The internationalist and federal left has no easy task, but the task is important and the expectations are high. A consistent part of the European radical and alternative left seems today captivated by the desire to seek salvation in the delusive return to national sovereignties: a project which is understandable given the sufferings inflicted on the weaker and poorer countries of the Union, but which is profoundly delusory (the global markets will not be reigned in and disciplined in this way) and will consequently and drastically reduce the prominence and influence of the left in Europe.
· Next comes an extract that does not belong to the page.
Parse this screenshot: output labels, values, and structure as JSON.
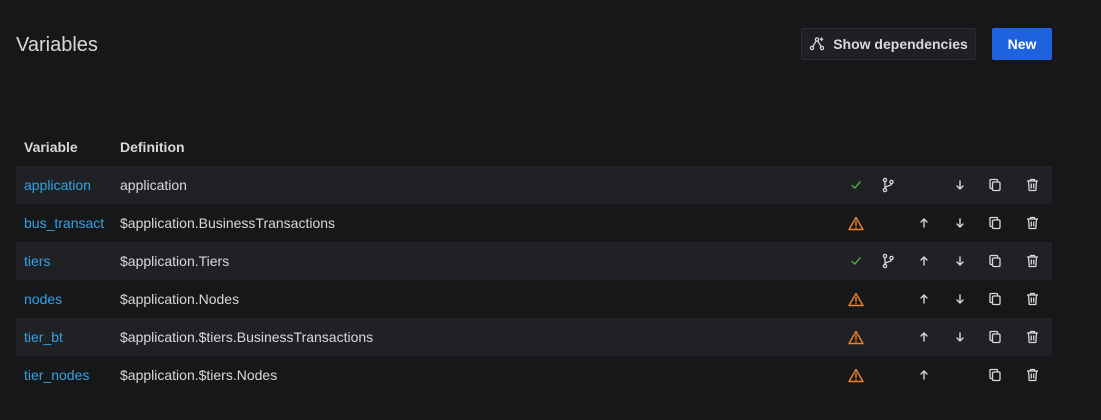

Another recurring tendency of this nationalist left is to equate the centralization of the European technostructure with the federalisation of the Union, thus leaving the latter being monopolized by and in the embrace of those who aspire to a limited and even more bureaucratic and oligarchic Europe.
If we want to be at the service of European citizens, and at the same time to revive their need for Europe, we should seek to inform them better from today onwards with regard to what is really causing the current crumbling of the European project as initially conceived: i.e. as a shield to protect citizens from dictatorships, from a balance of power which benefits the stronger states of the continent, and from the ever-increasing power of the global markets.